▶ _What needs to be done_
Every line below that contains the word "otherNumber" must be copied.

[Start of Attachment]

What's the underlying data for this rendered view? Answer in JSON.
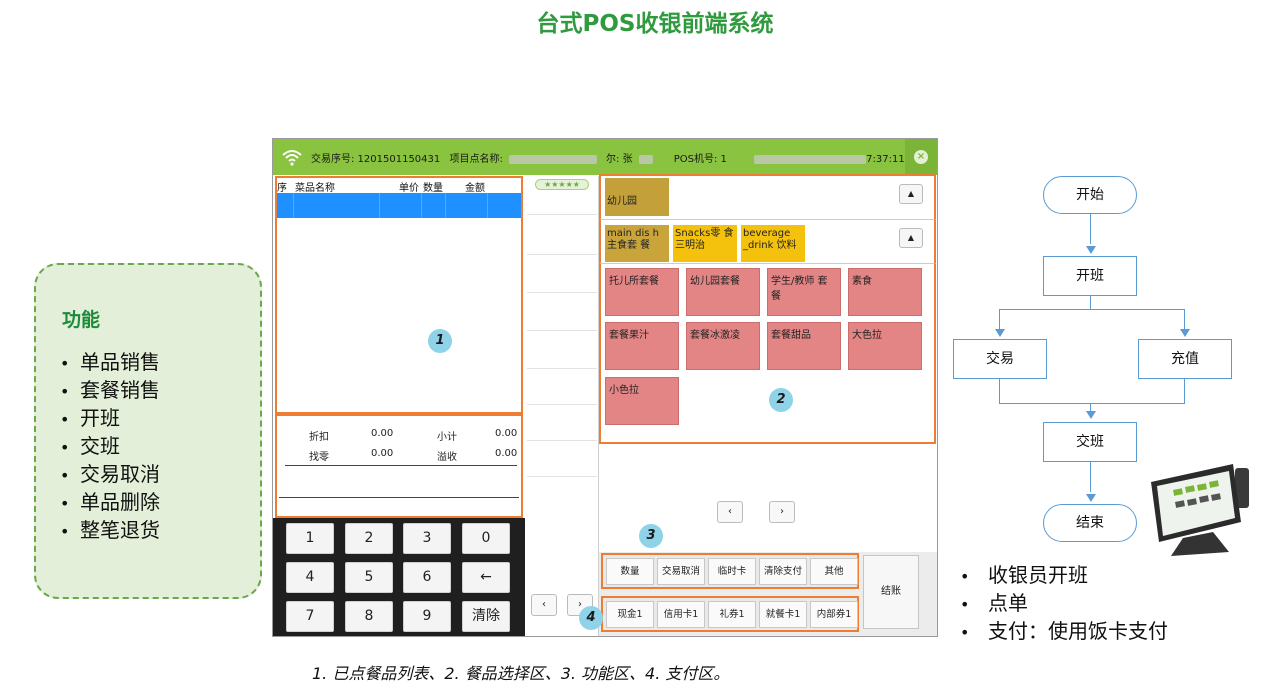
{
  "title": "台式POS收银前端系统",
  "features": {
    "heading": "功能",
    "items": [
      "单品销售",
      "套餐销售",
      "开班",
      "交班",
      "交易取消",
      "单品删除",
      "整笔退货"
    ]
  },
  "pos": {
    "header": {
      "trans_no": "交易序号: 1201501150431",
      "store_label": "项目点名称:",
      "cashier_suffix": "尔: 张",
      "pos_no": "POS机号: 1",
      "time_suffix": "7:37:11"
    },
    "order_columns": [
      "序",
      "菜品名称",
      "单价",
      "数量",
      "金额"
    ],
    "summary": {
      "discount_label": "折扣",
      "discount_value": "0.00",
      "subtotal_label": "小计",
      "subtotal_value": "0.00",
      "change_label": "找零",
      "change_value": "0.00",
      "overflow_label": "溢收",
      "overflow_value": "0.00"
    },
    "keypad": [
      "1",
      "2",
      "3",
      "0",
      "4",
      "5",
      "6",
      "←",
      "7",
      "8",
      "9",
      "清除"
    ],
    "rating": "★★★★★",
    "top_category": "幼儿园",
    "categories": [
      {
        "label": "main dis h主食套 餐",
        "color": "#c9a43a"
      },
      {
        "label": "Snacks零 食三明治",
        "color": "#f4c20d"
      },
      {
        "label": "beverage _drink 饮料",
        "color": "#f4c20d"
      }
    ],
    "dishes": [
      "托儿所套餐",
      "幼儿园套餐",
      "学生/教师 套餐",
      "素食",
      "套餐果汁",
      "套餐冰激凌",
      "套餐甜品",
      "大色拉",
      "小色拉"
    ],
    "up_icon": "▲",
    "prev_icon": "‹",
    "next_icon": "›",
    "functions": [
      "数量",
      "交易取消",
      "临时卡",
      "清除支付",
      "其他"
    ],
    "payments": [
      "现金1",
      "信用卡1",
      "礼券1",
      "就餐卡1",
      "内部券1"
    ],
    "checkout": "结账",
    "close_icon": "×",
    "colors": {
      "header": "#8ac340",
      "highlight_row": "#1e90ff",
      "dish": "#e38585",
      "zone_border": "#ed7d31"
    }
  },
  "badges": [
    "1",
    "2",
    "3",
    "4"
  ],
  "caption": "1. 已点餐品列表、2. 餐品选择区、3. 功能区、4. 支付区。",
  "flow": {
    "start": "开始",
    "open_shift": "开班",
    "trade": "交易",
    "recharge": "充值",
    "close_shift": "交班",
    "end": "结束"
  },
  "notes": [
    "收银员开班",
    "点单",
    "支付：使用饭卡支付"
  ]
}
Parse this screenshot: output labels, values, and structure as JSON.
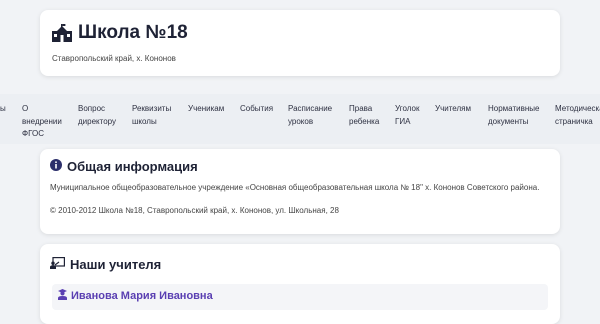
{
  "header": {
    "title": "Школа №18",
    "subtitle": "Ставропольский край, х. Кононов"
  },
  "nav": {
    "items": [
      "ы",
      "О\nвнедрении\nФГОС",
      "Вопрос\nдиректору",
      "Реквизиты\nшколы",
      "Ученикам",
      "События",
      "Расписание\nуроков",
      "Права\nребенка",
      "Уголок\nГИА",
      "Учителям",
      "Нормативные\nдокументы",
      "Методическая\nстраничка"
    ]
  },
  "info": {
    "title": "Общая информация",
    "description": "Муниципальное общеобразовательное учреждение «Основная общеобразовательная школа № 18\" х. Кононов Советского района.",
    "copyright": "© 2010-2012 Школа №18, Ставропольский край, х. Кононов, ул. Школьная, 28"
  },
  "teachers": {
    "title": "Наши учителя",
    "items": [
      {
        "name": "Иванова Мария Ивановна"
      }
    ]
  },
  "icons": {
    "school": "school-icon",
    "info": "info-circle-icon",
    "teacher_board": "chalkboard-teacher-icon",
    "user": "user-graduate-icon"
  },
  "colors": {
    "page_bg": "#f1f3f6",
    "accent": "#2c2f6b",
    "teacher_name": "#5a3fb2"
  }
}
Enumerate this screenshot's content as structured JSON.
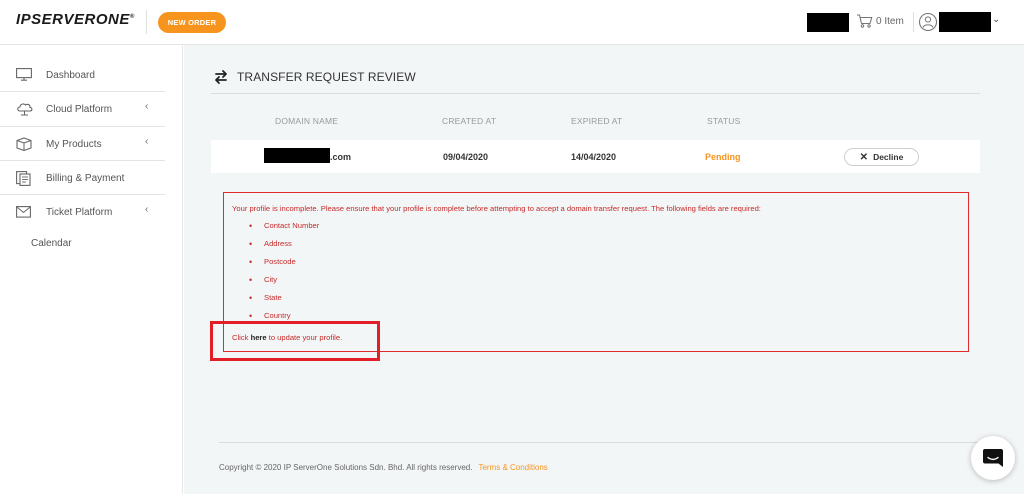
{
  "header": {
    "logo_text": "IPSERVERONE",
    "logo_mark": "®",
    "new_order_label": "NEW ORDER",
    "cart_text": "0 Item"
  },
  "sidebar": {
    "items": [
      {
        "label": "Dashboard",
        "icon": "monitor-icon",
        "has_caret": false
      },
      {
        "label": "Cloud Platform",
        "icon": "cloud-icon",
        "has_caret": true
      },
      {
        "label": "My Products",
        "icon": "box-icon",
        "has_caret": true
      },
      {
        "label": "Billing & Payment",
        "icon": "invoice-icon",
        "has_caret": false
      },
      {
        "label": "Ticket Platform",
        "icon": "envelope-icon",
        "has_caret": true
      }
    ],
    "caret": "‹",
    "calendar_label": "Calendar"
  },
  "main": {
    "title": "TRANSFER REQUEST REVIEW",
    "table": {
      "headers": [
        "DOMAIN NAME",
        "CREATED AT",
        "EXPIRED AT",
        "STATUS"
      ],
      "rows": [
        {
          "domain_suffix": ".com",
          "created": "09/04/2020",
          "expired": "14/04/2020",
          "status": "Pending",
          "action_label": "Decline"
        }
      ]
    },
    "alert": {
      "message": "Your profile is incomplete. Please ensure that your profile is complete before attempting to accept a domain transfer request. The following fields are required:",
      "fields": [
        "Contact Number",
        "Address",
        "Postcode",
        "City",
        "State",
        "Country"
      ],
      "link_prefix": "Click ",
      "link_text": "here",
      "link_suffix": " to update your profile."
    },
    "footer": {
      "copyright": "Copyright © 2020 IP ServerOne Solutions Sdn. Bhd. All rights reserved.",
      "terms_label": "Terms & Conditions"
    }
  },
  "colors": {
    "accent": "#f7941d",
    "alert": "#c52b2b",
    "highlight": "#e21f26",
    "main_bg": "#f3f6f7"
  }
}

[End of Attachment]
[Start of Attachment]

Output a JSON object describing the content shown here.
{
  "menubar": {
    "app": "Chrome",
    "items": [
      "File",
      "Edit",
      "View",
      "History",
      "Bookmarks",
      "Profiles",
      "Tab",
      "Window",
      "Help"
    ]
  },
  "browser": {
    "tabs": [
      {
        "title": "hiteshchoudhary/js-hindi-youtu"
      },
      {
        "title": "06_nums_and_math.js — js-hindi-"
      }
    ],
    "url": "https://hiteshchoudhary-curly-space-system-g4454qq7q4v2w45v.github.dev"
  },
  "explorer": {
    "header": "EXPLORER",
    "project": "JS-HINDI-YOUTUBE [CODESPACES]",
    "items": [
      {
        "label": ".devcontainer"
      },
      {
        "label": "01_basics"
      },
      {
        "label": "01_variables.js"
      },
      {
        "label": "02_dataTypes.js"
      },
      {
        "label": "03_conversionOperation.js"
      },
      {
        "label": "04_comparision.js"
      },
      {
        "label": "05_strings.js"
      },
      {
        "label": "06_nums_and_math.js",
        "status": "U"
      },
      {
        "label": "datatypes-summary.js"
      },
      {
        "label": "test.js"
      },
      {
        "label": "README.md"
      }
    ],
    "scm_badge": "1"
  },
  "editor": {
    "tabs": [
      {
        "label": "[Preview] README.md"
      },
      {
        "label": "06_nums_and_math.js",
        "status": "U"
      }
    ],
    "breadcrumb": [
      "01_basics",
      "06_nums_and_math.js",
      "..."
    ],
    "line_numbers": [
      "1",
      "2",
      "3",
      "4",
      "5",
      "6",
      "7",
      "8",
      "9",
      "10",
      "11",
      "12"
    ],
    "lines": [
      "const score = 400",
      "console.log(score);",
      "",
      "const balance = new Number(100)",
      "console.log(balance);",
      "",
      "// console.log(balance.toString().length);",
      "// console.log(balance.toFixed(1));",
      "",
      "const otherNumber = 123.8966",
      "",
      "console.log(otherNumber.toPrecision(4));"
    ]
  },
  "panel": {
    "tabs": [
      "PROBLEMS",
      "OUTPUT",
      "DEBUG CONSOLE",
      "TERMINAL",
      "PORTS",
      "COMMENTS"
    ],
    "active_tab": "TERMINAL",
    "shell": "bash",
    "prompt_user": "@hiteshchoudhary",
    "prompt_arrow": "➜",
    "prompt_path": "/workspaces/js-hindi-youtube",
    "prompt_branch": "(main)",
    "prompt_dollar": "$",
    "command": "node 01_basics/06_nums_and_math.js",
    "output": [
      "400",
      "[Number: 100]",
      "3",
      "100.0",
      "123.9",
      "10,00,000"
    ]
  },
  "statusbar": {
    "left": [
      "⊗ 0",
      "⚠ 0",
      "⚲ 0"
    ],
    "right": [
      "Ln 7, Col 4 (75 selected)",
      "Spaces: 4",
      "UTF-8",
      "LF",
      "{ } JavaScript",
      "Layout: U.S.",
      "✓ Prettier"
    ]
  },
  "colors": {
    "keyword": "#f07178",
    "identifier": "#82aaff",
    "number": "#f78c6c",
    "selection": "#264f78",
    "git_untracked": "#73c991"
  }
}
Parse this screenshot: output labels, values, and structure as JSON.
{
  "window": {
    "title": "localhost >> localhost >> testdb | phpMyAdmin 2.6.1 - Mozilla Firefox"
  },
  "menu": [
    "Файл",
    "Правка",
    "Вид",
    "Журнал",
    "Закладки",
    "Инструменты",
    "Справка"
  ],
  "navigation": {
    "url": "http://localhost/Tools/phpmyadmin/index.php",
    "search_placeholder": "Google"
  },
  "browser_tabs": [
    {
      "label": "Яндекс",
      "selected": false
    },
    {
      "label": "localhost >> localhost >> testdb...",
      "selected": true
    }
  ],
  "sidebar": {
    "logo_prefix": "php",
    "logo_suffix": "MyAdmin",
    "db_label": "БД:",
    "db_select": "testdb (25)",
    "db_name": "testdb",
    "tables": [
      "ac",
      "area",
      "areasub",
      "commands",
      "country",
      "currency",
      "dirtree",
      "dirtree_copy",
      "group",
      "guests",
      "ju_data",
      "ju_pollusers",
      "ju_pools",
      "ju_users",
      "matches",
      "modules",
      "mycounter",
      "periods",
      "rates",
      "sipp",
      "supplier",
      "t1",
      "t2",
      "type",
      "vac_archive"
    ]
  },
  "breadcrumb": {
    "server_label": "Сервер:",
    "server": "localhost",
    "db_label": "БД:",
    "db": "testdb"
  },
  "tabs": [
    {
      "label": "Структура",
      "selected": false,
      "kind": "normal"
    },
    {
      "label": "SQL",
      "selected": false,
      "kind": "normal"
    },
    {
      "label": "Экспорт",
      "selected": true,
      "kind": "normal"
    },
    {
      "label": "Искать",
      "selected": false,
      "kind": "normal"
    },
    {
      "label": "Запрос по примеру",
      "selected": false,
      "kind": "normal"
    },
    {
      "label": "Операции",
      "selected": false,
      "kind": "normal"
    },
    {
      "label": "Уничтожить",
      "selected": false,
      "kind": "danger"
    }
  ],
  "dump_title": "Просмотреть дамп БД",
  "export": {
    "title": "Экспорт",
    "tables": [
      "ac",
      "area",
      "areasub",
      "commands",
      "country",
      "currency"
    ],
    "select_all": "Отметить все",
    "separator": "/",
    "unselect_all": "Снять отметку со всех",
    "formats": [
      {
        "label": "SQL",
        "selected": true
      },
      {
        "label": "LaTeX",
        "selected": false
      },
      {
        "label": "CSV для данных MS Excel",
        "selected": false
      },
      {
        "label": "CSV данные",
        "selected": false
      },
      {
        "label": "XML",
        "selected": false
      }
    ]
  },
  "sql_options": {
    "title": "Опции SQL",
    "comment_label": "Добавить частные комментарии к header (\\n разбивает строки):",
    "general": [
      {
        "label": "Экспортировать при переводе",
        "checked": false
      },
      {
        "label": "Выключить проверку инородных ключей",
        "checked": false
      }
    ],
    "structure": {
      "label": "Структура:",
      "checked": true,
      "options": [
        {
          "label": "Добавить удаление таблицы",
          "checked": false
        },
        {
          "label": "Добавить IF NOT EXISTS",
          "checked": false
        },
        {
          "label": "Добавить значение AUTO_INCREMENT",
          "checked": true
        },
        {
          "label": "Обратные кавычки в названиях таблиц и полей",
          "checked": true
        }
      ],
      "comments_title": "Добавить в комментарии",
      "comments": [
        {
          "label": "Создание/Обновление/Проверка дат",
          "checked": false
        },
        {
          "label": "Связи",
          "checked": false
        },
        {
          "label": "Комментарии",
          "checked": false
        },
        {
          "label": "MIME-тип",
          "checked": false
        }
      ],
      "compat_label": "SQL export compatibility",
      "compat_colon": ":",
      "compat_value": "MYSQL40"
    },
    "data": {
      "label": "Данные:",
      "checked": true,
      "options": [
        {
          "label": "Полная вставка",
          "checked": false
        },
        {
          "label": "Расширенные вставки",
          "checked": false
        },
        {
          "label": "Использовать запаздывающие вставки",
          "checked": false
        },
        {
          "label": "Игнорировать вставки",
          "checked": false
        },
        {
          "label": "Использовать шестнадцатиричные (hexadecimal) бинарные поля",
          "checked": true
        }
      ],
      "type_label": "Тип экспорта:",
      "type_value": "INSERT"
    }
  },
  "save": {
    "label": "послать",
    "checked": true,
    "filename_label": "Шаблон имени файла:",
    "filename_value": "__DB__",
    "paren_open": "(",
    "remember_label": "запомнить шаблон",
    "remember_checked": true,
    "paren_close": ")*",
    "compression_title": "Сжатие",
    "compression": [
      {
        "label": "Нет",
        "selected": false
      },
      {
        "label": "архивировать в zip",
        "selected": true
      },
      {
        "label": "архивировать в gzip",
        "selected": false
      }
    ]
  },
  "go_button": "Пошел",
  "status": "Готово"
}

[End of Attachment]
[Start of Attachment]

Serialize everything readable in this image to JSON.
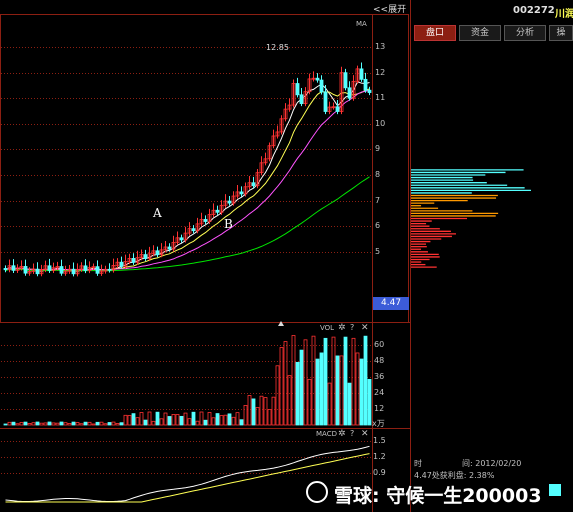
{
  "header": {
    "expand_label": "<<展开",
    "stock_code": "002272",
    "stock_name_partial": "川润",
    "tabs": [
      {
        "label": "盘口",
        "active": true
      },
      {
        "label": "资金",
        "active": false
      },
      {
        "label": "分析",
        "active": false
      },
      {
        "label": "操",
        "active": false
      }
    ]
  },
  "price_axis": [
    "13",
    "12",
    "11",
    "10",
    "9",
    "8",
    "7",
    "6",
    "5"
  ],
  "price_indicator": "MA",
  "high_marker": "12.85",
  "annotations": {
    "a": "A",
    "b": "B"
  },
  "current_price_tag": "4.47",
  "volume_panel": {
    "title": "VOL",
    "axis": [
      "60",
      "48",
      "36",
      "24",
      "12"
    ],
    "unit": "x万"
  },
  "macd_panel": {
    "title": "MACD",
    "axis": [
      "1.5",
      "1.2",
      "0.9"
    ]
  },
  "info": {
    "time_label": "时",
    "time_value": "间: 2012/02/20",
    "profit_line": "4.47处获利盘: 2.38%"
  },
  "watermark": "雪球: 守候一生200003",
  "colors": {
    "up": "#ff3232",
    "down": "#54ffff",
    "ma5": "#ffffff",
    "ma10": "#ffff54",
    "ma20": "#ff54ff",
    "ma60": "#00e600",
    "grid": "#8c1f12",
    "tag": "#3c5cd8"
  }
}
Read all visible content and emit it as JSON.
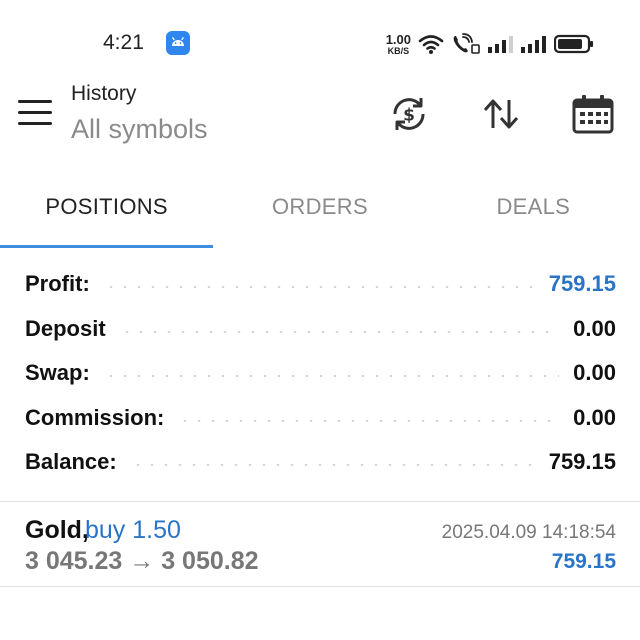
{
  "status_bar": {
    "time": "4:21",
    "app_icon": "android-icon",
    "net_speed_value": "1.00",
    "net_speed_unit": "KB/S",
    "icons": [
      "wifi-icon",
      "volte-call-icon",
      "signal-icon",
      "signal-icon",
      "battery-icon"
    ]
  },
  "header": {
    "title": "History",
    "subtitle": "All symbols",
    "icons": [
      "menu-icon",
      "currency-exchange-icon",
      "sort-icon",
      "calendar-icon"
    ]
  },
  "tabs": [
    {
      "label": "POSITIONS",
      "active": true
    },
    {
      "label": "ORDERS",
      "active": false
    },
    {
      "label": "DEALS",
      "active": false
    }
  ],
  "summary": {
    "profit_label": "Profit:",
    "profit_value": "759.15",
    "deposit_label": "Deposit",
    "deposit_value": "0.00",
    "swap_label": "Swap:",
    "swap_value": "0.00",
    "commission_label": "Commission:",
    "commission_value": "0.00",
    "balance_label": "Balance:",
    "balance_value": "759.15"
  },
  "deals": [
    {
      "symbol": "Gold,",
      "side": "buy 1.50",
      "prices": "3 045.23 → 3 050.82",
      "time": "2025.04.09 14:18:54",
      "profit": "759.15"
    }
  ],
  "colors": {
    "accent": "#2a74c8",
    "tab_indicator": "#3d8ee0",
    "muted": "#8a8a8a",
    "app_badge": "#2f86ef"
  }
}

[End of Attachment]

▶ _Written answer_
      "const otherNumber = 123.8966",
      "console.log(otherNumber.toPrecision(4));"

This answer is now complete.